START Given data

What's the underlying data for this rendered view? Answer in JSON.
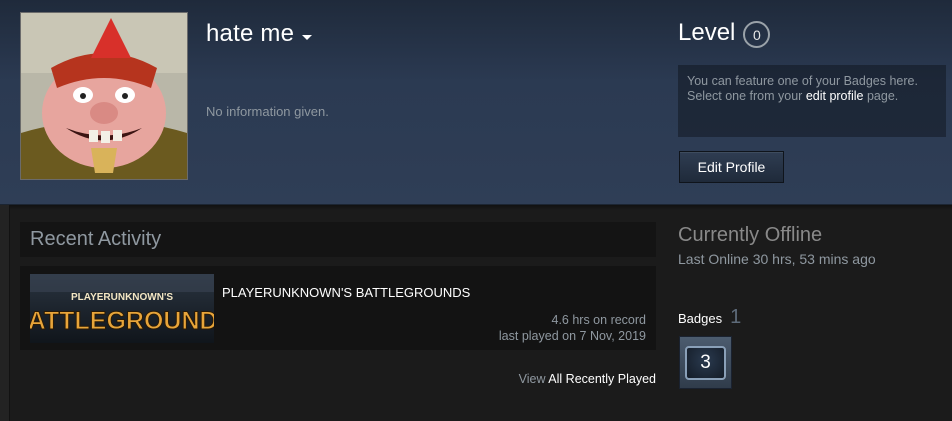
{
  "profile": {
    "persona_name": "hate me",
    "summary": "No information given."
  },
  "level": {
    "label": "Level",
    "value": "0"
  },
  "badge_feature": {
    "text_before": "You can feature one of your Badges here. Select one from your ",
    "link_text": "edit profile",
    "text_after": " page."
  },
  "edit_profile_label": "Edit Profile",
  "recent_activity": {
    "title": "Recent Activity",
    "games": [
      {
        "name": "PLAYERUNKNOWN'S BATTLEGROUNDS",
        "capsule_top": "PLAYERUNKNOWN'S",
        "capsule_bottom": "BATTLEGROUNDS",
        "hours": "4.6 hrs on record",
        "last_played": "last played on 7 Nov, 2019"
      }
    ],
    "view_prefix": "View ",
    "view_link": "All Recently Played"
  },
  "status": {
    "title": "Currently Offline",
    "last_online": "Last Online 30 hrs, 53 mins ago"
  },
  "badges": {
    "label": "Badges",
    "count": "1",
    "items": [
      {
        "value": "3"
      }
    ]
  },
  "colors": {
    "header_bg": "#2b3a52",
    "page_bg": "#1b1b1b",
    "muted_text": "#8f98a0",
    "capsule_text": "#e8a53a"
  },
  "icons": {
    "persona_dropdown": "caret-down-icon"
  }
}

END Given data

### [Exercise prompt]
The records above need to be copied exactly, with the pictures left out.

### [Solution to the problem]
What's the underlying data for this rendered view? Answer in JSON.
{
  "profile": {
    "persona_name": "hate me",
    "summary": "No information given."
  },
  "level": {
    "label": "Level",
    "value": "0"
  },
  "badge_feature": {
    "text_before": "You can feature one of your Badges here. Select one from your ",
    "link_text": "edit profile",
    "text_after": " page."
  },
  "edit_profile_label": "Edit Profile",
  "recent_activity": {
    "title": "Recent Activity",
    "games": [
      {
        "name": "PLAYERUNKNOWN'S BATTLEGROUNDS",
        "capsule_top": "PLAYERUNKNOWN'S",
        "capsule_bottom": "BATTLEGROUNDS",
        "hours": "4.6 hrs on record",
        "last_played": "last played on 7 Nov, 2019"
      }
    ],
    "view_prefix": "View ",
    "view_link": "All Recently Played"
  },
  "status": {
    "title": "Currently Offline",
    "last_online": "Last Online 30 hrs, 53 mins ago"
  },
  "badges": {
    "label": "Badges",
    "count": "1",
    "items": [
      {
        "value": "3"
      }
    ]
  },
  "colors": {
    "header_bg": "#2b3a52",
    "page_bg": "#1b1b1b",
    "muted_text": "#8f98a0",
    "capsule_text": "#e8a53a"
  },
  "icons": {
    "persona_dropdown": "caret-down-icon"
  }
}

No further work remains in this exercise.